**Example 14.14:**Consider Example 14.12, in which the agent must learn about Joe's likes and dislikes. The first hypothesis is that Joe likes everything:

{prop(joe,likes,R)←},

which is inconsistent with the negative evidence.

It can split on properties that contain the individuals that Joe
likes. The only way for the specialization to make progress
- to prove fewer negative examples while implying all positive examples -
is to contain the variable *R* in the body. Thus, it must
consider triples in which *R* is the subject or the object.

- It could consider splitting on the property
*type*, splitting on the value of*type*, and keeping only those that are required to prove the positive examples. This results in the following clause (assuming the positive examples only include resorts):*{prop(joe,likes,R)←prop(R,type,resort)}.*There can be other clauses if the positive examples include things other than resorts that Joe likes. If the negative examples include non-resorts, this split would be useful in reducing the error.

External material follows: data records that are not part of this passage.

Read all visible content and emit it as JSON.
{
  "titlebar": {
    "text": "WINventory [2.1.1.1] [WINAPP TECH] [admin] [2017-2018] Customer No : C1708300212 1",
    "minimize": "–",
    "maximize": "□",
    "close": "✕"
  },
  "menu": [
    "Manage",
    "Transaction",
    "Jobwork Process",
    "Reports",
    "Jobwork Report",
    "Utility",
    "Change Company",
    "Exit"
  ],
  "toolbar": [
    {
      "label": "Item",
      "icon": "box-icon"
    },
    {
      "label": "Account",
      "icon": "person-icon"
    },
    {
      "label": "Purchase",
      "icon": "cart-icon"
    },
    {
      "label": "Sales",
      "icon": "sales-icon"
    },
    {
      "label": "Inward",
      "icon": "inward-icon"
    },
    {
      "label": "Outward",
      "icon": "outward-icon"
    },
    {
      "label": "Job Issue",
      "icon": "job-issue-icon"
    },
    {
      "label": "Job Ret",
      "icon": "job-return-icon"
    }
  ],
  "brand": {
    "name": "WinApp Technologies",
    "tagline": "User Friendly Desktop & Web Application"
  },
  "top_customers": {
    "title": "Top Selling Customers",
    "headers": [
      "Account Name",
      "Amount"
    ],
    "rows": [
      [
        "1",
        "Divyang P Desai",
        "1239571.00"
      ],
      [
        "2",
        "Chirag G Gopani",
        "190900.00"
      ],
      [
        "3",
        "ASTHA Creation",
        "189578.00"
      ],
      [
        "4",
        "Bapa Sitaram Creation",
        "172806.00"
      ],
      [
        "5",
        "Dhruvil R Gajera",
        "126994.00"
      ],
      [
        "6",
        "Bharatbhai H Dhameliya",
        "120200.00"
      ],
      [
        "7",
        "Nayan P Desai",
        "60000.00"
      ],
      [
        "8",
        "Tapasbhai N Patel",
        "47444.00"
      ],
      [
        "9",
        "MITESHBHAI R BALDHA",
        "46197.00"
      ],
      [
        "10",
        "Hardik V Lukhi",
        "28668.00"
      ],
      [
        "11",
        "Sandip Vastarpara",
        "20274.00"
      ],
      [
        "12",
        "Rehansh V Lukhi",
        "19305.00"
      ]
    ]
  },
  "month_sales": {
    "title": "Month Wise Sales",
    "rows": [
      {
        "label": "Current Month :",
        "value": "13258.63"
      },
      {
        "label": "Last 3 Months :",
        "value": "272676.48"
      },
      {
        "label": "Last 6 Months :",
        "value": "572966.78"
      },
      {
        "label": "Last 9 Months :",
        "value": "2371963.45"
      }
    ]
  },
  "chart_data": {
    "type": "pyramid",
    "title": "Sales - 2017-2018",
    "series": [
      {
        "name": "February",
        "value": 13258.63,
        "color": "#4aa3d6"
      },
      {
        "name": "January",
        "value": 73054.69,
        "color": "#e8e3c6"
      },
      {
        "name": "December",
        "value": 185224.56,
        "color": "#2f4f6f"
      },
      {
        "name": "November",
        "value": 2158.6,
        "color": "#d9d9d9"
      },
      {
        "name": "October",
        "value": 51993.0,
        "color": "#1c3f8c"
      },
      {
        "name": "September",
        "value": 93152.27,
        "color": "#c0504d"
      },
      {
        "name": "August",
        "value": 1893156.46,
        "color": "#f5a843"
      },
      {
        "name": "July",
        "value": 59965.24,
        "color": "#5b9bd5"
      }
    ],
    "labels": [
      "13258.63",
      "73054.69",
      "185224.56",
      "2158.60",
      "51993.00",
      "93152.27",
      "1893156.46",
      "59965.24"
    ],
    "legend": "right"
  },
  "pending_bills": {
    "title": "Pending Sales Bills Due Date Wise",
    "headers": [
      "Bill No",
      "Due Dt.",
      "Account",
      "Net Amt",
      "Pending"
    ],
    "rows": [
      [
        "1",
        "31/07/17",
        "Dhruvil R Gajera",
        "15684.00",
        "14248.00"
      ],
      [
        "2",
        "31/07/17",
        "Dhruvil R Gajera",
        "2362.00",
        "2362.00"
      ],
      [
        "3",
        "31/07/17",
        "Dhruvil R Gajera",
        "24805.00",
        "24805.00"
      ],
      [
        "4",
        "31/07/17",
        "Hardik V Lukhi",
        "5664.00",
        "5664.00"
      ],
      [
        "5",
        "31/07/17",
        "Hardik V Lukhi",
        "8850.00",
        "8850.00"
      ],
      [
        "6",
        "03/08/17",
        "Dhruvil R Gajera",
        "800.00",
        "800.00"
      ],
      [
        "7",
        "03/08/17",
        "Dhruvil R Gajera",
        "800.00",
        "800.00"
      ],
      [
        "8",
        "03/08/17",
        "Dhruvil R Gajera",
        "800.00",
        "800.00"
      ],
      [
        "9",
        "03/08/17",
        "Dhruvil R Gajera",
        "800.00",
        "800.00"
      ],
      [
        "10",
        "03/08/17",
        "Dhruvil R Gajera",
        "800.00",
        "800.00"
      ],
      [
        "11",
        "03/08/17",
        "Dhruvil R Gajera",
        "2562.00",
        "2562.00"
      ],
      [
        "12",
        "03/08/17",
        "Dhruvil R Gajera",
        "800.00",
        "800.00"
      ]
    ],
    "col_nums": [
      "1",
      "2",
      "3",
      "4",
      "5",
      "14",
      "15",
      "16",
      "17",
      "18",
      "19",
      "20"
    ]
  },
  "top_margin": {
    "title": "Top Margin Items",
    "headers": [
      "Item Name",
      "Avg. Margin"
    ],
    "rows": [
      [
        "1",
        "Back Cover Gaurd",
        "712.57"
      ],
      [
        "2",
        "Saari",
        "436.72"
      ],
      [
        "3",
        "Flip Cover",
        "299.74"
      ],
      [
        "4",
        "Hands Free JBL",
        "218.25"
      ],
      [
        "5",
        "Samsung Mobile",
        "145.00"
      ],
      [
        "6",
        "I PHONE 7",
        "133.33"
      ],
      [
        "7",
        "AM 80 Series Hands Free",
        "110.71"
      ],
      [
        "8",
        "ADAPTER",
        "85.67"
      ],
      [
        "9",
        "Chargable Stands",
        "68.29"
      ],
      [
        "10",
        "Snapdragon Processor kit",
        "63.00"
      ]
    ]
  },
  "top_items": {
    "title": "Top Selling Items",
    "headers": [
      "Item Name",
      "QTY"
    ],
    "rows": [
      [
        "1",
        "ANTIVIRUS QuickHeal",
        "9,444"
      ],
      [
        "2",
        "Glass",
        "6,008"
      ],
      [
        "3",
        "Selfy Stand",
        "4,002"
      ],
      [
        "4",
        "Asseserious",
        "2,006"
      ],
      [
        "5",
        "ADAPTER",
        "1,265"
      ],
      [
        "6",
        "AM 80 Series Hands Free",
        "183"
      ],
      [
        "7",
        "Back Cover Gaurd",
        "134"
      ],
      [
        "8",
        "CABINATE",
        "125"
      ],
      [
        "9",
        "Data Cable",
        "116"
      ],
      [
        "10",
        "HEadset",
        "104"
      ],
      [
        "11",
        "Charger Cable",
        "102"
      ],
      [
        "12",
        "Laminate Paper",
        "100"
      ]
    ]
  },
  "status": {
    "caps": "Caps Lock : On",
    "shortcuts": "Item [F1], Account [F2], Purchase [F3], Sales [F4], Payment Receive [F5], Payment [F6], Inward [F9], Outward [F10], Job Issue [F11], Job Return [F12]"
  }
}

- It could consider splitting on other properties that can be used
in proofs of the positive examples, such as
*near*, resulting in*{prop(joe,likes,R)←prop(R,near,B)}*if all of the positive examples are near something. If some of the negative examples are not near anything, this specialization could be useful in reducing the error.

It could then choose whichever of these splits makes the most progress. In
the next step it could add the other one, other properties of *R*, or properties of *B*.